» **GOAL OF THE EXERCISE**
Of all the lines in the records below, copy only those that contain the string "title".

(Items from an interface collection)
%%
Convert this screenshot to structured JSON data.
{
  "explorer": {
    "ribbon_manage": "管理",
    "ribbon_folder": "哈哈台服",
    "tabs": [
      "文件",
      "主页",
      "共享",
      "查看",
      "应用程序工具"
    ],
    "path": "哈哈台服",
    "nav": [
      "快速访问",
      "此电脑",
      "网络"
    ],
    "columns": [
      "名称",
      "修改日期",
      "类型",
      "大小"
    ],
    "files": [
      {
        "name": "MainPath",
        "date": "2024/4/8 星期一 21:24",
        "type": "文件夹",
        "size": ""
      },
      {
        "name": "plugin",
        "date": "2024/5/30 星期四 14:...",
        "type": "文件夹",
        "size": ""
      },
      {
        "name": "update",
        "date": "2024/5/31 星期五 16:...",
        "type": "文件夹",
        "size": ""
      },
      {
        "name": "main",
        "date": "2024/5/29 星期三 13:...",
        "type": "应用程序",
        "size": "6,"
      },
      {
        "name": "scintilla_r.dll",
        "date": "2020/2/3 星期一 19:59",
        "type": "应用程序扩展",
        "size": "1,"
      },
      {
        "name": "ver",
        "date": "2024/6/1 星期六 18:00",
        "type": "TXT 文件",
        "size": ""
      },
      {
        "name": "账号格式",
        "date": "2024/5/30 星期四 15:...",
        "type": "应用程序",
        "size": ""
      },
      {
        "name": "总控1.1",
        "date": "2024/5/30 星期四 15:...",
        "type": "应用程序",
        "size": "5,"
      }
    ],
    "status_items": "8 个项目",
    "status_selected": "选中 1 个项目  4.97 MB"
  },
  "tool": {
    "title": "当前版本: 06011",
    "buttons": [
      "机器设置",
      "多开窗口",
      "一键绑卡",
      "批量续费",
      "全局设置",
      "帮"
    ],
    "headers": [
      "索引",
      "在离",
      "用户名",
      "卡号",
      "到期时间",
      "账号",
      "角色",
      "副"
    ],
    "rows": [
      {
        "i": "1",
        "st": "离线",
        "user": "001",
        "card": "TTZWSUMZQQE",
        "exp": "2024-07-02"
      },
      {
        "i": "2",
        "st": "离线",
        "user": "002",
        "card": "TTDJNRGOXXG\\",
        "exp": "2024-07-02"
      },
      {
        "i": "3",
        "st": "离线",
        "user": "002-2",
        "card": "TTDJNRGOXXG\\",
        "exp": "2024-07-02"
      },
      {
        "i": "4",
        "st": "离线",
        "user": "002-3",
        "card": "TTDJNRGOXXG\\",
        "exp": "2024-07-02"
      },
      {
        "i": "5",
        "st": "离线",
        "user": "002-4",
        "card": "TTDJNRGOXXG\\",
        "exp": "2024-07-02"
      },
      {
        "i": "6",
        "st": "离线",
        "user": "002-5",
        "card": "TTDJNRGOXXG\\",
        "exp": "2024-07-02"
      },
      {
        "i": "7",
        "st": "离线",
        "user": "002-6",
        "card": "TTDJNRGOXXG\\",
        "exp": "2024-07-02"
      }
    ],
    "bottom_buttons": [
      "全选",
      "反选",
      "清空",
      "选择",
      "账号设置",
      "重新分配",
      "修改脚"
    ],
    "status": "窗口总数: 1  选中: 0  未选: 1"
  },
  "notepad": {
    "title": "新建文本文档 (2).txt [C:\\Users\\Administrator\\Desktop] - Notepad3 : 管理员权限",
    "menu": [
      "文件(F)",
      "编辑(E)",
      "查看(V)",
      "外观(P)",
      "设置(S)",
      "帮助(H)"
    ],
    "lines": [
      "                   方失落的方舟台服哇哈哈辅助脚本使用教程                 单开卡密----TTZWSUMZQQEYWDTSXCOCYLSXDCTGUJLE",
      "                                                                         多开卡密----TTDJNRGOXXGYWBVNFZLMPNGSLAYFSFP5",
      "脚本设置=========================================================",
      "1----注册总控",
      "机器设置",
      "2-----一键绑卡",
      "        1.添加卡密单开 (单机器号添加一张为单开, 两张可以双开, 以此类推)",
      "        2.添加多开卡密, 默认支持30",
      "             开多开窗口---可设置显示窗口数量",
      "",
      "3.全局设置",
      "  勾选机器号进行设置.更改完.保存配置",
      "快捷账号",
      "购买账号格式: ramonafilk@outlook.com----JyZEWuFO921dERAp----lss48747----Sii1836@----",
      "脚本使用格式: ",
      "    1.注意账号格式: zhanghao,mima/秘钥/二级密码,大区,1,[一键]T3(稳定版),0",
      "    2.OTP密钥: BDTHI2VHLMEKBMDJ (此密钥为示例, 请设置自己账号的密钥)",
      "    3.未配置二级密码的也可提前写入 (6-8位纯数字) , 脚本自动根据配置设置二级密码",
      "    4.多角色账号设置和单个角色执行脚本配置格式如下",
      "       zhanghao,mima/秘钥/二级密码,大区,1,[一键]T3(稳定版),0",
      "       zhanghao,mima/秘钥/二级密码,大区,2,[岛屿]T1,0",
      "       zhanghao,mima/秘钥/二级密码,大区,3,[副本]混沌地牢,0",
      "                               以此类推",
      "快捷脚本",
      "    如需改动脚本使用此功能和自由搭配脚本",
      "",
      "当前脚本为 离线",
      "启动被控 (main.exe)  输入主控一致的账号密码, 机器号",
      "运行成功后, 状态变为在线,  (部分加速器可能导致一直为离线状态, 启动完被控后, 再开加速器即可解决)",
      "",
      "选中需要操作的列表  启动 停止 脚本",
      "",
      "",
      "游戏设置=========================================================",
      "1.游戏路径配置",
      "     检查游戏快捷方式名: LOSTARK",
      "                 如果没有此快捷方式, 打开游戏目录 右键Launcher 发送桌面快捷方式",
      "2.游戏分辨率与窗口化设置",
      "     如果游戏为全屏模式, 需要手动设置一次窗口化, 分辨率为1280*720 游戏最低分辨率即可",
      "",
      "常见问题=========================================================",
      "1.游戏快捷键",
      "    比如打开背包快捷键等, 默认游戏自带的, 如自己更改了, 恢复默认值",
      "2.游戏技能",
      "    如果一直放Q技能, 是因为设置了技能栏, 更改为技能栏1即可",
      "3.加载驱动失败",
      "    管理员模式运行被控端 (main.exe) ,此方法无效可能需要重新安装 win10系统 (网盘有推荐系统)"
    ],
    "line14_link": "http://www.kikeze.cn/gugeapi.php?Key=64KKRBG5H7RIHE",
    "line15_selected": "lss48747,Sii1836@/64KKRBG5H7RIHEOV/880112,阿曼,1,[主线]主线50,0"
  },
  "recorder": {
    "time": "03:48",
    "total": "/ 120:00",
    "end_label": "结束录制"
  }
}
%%
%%
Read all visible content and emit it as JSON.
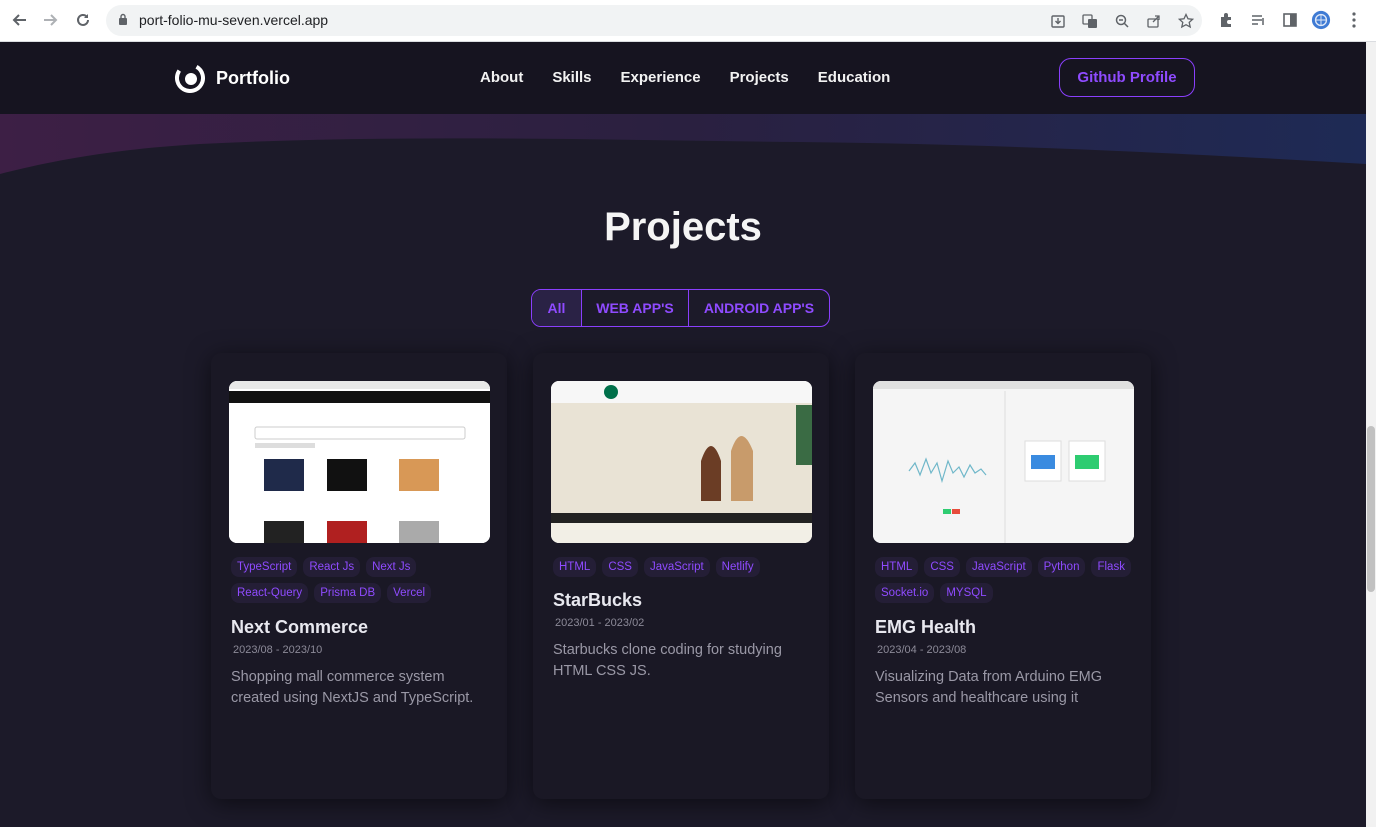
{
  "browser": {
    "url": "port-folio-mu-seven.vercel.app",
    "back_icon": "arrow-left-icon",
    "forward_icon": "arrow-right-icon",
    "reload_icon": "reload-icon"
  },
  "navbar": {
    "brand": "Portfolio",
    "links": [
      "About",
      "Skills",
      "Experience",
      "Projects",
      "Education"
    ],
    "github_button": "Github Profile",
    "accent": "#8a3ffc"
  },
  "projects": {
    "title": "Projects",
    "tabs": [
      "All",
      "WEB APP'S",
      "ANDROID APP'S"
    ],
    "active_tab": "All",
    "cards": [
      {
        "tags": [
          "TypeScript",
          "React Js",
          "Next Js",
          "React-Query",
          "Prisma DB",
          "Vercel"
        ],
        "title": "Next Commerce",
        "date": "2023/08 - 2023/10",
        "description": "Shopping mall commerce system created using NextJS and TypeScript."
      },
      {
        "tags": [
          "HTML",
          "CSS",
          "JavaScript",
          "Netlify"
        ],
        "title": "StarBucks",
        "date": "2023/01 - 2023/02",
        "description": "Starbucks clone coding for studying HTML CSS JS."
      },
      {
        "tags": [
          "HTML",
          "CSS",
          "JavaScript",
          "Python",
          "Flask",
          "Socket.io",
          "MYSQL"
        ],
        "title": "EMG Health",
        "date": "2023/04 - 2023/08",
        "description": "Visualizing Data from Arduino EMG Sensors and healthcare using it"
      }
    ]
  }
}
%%
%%
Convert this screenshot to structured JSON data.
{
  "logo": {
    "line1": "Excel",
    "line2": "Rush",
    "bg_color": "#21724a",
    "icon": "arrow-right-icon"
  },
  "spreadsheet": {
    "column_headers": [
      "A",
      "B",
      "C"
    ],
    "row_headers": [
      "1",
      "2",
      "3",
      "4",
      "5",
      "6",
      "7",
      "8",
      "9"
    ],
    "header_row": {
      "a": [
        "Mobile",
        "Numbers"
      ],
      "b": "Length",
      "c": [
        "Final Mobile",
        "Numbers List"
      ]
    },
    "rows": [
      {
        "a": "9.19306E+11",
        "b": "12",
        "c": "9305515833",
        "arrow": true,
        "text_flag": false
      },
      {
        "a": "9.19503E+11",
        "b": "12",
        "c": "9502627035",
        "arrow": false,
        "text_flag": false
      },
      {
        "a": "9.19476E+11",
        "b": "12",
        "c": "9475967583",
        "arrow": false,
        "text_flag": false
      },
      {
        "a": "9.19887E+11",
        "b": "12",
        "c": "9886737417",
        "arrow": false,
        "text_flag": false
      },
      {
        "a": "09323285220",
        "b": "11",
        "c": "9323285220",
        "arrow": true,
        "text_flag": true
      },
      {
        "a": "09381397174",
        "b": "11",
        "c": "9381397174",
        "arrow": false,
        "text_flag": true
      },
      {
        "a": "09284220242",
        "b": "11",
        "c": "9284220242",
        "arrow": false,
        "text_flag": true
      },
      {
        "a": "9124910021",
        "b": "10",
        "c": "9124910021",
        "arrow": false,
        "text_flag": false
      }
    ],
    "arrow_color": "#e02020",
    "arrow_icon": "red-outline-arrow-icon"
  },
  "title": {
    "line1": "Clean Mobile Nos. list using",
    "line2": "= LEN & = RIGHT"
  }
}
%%
» **EXPECTED OUTPUT**
    "title": "当前版本: 06011",
    "title": "新建文本文档 (2).txt [C:\\Users\\Administrator\\Desktop] - Notepad3 : 管理员权限",
    "title": "Projects",
        "title": "Next Commerce",
        "title": "StarBucks",
        "title": "EMG Health",
  "title": {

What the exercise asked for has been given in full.